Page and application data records
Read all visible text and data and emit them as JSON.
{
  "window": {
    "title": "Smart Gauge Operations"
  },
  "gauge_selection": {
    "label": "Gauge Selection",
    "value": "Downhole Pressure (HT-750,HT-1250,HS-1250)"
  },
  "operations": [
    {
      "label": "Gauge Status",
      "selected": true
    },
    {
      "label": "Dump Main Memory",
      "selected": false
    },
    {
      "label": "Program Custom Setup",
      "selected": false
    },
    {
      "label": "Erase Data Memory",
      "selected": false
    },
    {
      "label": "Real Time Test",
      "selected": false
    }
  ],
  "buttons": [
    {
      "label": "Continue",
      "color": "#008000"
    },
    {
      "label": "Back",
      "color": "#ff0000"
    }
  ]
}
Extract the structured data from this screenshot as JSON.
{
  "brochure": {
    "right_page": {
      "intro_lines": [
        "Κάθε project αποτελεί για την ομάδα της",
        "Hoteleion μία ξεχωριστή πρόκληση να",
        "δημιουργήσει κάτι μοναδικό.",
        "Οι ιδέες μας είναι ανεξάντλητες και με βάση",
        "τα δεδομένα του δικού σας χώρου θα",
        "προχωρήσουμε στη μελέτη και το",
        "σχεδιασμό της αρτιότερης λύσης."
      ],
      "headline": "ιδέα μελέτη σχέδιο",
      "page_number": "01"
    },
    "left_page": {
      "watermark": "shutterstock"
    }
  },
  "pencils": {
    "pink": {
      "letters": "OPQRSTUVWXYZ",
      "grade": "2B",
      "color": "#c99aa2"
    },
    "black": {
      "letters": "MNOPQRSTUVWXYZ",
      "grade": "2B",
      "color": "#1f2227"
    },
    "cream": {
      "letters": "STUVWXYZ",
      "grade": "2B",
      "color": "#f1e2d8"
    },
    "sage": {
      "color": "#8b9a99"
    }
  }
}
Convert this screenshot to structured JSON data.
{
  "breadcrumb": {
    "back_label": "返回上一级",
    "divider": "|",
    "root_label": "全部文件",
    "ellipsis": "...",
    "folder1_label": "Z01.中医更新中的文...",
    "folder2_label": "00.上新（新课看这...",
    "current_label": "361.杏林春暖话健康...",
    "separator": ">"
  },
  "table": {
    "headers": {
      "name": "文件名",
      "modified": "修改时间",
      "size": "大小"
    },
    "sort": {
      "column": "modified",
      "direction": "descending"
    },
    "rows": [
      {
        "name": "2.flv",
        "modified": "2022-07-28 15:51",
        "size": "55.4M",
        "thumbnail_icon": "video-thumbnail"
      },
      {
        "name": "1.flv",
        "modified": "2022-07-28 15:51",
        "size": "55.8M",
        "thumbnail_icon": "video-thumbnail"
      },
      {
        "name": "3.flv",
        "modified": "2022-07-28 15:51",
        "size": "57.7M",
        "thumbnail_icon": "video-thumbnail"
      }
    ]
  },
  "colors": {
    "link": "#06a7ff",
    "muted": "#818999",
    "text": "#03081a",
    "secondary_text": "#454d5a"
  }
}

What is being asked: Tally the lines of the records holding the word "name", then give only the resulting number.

Response to the exercise: 4